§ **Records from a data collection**
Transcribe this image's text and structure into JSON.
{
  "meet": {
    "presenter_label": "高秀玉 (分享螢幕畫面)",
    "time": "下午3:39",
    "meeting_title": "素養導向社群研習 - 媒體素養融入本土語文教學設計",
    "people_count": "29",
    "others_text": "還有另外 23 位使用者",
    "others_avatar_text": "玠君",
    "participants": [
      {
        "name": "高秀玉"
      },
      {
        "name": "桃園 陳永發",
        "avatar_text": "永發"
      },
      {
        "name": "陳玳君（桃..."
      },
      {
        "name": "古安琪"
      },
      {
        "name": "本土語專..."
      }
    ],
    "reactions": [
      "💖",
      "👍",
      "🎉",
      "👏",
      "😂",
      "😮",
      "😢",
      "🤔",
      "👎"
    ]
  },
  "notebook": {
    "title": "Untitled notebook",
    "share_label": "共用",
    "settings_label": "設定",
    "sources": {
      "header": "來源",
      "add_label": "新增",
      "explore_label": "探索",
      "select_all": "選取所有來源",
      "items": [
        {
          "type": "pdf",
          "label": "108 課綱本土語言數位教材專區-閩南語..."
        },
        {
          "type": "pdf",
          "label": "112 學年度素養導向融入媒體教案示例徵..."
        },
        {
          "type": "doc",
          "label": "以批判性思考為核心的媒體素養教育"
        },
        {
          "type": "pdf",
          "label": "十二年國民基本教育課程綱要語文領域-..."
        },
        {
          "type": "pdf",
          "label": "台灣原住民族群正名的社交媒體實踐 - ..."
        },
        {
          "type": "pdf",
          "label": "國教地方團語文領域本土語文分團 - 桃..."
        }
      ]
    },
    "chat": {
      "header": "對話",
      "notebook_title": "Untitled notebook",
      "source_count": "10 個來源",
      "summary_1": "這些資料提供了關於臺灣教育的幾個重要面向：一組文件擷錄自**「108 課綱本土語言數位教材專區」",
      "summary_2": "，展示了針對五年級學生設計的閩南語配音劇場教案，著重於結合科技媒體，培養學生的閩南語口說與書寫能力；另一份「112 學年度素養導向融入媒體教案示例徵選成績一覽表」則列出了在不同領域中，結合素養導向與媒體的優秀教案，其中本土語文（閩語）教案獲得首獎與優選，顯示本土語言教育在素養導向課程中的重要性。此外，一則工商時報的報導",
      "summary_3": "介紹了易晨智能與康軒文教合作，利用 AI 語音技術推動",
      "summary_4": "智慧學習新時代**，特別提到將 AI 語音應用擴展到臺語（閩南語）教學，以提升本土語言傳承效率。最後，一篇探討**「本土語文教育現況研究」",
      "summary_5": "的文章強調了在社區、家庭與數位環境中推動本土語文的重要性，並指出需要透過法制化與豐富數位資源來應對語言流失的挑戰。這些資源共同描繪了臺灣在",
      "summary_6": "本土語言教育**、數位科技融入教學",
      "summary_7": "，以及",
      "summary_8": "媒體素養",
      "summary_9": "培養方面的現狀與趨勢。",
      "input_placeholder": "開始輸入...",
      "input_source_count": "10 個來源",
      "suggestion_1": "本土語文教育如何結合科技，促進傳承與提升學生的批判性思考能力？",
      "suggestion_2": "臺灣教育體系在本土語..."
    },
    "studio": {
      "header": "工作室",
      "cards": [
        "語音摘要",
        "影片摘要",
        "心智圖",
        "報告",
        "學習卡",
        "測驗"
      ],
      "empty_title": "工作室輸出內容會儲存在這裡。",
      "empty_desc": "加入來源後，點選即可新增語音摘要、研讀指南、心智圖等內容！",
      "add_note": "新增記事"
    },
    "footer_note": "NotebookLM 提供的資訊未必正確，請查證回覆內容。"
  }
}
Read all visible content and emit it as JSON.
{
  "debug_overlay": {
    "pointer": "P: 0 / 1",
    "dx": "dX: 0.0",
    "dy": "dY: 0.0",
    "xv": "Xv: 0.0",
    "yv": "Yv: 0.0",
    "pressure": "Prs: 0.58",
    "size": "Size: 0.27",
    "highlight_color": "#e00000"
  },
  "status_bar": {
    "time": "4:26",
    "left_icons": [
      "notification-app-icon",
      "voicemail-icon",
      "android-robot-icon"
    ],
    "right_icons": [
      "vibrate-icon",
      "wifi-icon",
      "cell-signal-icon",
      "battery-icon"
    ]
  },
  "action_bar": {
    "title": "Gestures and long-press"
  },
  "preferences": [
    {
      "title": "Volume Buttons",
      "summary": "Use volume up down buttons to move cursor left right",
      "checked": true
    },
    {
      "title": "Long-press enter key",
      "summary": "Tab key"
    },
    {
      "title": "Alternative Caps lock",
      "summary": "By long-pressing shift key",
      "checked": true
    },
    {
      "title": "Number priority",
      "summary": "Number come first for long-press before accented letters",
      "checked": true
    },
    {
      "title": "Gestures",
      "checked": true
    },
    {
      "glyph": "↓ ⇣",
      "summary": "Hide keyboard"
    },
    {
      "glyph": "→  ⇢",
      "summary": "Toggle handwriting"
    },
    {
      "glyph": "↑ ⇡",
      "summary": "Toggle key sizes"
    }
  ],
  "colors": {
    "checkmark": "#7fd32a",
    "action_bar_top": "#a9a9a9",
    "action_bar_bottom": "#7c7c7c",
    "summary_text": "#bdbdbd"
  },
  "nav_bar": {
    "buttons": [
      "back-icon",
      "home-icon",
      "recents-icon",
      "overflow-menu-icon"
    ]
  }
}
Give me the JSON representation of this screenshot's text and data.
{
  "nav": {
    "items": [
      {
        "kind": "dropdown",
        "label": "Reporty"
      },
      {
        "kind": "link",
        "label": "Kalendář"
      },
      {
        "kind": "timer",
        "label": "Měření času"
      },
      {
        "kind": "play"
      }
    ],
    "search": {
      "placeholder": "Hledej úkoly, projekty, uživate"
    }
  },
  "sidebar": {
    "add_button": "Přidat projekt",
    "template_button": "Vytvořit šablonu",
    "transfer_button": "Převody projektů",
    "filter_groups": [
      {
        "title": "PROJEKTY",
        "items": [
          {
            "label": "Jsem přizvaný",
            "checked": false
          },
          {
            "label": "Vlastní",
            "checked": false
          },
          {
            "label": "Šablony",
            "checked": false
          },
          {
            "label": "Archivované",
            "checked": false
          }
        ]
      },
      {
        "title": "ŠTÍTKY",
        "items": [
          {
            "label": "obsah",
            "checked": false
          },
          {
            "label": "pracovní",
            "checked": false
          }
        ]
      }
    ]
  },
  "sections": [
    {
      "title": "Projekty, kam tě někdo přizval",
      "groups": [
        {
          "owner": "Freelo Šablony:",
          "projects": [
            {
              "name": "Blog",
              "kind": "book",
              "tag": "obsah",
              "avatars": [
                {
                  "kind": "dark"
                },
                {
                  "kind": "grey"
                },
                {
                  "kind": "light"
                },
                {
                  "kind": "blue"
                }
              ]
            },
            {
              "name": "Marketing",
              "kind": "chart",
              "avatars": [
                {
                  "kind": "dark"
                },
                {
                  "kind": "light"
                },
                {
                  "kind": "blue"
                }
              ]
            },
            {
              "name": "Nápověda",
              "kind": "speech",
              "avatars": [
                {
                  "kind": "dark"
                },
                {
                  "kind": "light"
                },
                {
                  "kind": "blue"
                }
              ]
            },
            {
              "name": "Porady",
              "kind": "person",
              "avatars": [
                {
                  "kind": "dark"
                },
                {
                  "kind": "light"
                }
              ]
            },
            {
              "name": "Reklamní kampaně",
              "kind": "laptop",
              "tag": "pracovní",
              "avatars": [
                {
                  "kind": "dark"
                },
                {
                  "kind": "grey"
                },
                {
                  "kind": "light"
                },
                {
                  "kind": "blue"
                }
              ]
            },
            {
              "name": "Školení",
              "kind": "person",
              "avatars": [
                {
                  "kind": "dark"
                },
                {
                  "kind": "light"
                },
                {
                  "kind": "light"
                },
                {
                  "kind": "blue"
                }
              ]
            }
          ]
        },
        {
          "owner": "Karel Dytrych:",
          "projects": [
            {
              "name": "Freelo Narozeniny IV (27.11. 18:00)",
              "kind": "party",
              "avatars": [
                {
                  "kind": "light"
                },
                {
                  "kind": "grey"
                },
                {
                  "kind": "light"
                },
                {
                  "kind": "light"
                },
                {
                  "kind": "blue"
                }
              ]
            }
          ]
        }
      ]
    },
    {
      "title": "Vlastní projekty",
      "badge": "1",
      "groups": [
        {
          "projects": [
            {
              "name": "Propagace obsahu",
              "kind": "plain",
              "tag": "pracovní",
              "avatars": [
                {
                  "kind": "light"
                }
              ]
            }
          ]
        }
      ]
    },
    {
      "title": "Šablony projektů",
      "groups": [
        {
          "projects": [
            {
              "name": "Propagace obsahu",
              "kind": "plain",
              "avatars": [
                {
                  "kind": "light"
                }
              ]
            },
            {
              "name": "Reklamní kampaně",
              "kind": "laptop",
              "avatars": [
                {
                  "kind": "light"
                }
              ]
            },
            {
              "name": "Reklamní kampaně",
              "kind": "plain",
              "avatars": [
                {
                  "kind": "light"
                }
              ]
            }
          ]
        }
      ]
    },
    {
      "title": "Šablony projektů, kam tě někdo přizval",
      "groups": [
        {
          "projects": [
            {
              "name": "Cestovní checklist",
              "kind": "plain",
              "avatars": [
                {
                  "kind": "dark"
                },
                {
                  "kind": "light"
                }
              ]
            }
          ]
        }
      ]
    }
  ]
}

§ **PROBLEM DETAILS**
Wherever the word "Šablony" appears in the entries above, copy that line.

§ **OUTPUT FOR THIS EXERCISE**
            "label": "Šablony",
          "owner": "Freelo Šablony:",
      "title": "Šablony projektů",
      "title": "Šablony projektů, kam tě někdo přizval",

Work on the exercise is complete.